Emergency Plumbing

Is It Necessary To Call Out The Emergency Plumber?

It is always worth having some plumbing supplies on hand should something go wrong with your system, as you may be able to fix it yourself. Even if you do have problems with your plumbing, and you cannot deal with it, you may be able to get by without having to use a 24-hour emergency plumbing service.

If, for example, you have a problem with a wash basin, the kitchen sink can be used for washing. While you will need to call out a plumber to have the problem with the wash basin dealt with, you will be spared the cost of having to use a potentially much more expensive emergency plumber working on a round-the-clock call out.

Causes Of Plumbing Emergencies And What To Do When They Occur

1. Gas Leak

There may be times when it is absolutely necessary to call out an emergency plumbing service. One of the most obvious needs for an emergency plumbing service is a gas leak. The smell of gas is often the first indication that something is badly wrong. It is very important that an emergency plumber is called out immediately to deal with it as the leak could result in an explosion, death, injury or serious damage to property. The first thing to do when faced with leaking gas in the home is to switch off the main valve, and the second will be to ring the emergency plumbing service.

2. Breakdown In Heating

A breakdown in heating during the depths of winter is also a plumbing emergency. This is particularly so if there are young children in the home, someone who is elderly or ill, or has failing health. Before putting in a call for an emergency plumber, however, it is first worth checking if the problem can be easily resolved. The thermostat should be checked to see if it has been turned down or switched off. The burner switch should also be checked to see if it has been switched off.

The heating might not be working because the circuit breaker has tripped and if it is reset the heating should come back on. If you burn oil, check to see if your oil tank is empty. If, having made all these checks, there is nothing to indicate why the heating is not working, then it is time to make contact with the emergency plumber.

3. Burst Pipes

There are some emergencies where you should take steps before seeking emergency assistance. If you have a burst pipes then you should first shut off the main water valve before calling out an emergency plumbing service. If you don’t know where any of the emergency shut off valves are contact your plumber. Have them come to your home for an inspection and have them tag the valves and explain which ones to shut off first in an emergency.

Other related videos:
How to strip and repair tap gland-seal

How to stop a monobloc tap outlet leaking (emergency repair)

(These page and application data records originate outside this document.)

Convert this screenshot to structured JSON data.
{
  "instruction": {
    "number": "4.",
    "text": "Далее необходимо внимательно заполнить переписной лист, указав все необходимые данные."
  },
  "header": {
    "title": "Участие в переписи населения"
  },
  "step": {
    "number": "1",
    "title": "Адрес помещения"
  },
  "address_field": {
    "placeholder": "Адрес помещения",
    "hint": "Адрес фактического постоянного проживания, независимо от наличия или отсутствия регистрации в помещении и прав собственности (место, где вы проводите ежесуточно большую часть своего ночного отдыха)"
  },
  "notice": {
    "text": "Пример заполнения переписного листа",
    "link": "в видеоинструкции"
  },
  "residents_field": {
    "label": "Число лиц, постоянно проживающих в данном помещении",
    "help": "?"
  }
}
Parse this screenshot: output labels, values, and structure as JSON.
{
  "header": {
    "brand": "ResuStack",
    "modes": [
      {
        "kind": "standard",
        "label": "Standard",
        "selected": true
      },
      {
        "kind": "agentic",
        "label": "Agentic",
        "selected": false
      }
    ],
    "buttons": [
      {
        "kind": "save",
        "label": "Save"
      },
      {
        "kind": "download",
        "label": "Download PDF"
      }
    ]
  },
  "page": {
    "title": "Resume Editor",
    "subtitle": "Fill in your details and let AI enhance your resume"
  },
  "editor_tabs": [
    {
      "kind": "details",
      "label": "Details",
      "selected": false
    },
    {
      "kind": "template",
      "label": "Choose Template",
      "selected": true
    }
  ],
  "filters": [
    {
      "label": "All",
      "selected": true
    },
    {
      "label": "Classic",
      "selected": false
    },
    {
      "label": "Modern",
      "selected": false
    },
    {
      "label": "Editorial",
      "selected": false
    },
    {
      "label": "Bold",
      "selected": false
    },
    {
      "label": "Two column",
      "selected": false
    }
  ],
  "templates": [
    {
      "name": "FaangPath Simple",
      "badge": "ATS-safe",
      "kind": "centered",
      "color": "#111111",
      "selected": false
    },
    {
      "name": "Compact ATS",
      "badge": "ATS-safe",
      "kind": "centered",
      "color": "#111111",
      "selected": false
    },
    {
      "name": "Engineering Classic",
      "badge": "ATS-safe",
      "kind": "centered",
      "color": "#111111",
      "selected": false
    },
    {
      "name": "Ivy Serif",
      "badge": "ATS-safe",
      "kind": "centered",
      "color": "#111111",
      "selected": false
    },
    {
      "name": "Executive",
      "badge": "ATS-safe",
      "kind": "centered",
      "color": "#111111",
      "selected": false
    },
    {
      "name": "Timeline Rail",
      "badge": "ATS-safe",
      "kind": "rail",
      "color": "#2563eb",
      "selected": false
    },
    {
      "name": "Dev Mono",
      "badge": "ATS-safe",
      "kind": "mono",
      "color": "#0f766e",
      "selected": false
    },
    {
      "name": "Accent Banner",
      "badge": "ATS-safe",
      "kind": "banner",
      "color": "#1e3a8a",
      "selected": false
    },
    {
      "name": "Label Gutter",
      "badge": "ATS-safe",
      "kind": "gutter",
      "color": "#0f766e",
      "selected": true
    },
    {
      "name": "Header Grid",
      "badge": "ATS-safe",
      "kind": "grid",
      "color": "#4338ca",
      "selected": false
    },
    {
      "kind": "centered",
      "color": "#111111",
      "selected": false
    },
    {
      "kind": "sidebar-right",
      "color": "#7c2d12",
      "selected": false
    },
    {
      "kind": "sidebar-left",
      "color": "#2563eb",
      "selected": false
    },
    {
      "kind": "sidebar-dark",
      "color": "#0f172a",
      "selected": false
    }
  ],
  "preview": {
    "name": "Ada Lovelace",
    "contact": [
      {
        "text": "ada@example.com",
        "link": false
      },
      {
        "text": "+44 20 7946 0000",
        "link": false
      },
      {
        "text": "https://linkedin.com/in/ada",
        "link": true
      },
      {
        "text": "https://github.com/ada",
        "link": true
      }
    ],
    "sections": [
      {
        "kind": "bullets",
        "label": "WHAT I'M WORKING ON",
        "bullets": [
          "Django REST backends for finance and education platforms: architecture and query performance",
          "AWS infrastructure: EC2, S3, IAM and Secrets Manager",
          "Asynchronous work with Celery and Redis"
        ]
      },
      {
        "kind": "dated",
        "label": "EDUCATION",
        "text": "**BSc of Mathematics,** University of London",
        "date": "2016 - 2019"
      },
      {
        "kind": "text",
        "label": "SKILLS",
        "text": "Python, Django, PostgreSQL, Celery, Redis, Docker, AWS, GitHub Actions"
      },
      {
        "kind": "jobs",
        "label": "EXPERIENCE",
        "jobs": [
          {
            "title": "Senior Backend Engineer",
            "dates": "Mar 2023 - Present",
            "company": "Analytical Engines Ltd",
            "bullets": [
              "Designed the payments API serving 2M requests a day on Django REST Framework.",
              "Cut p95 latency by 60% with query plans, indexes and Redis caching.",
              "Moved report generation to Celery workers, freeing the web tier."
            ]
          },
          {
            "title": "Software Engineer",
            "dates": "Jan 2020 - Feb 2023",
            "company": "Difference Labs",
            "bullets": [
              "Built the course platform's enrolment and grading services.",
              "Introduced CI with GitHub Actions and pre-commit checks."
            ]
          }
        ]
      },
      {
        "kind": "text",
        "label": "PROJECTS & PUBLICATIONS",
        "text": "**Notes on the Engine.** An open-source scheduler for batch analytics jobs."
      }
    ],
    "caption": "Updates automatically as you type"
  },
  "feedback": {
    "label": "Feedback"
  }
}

Earlier today I noticed some water on the floor near the kitchen sink so opened the unit and saw a bit of a leak from the main stopcock that controls flow of water from rising main into the house. Water was dripping from the gland seal. Unfortunately since this is the main way of turning off the water supply* I couldn’t isolate the actual stopcock which ironically is the isolating valve for the cold water supply. So as this was an emergency repair I had to use PTFE tape which is a product that everyone should have in their toolkit.
Anyway – to carry out emergency repair;
Turn off the stopcock and remove handle by unscrewing the cross-head screw in the end of shaft.
Loosen off the gland seal retainer collar. The leak will worsen so put some old rags around it to mop up spills.
Try to extract the old gland packing which is either rubber, fibre or leather. If the tap is in awkward place or the old seal is rock hard and too tight to remove, you then have to wrap several turns of PTFE tape around the shaft as near to the gland seal as possible.
Now using a flat screwdriver and carefully push the tape right down into the gland seal (or what’s left of it)
Now install the gland seal retainer collar and tighten it up.
Now turn on the stopcock or tap/faucet and check for leaks. Ideally the old seal/packing is removed first but in the real world that sometimes doesn’t happen. If there’s still no leaks after a few hours then chances are you’ve fixed the problem. This is a ‘temporary repair’ so ultimately you will have to fit a new stopcock/tap/valve at some point. A useful tip is to regularly cycle any water supply valves, taps etc fully open and closed to keep them from sticking open or shut. Do this twice a year. Taps tend to seize more when they are fully open so it’s good practice to open them fully then back them off half a turn so the internal valve seat isn’t hard against the end stops.
*If the main water supply stop valve is leaking you’ll either need a pipe freezing kit or hope there is a main water supply cut-off along with the water meter or supply from the mains water. Worth making a note of where the stopcocks and other valves are located on your property.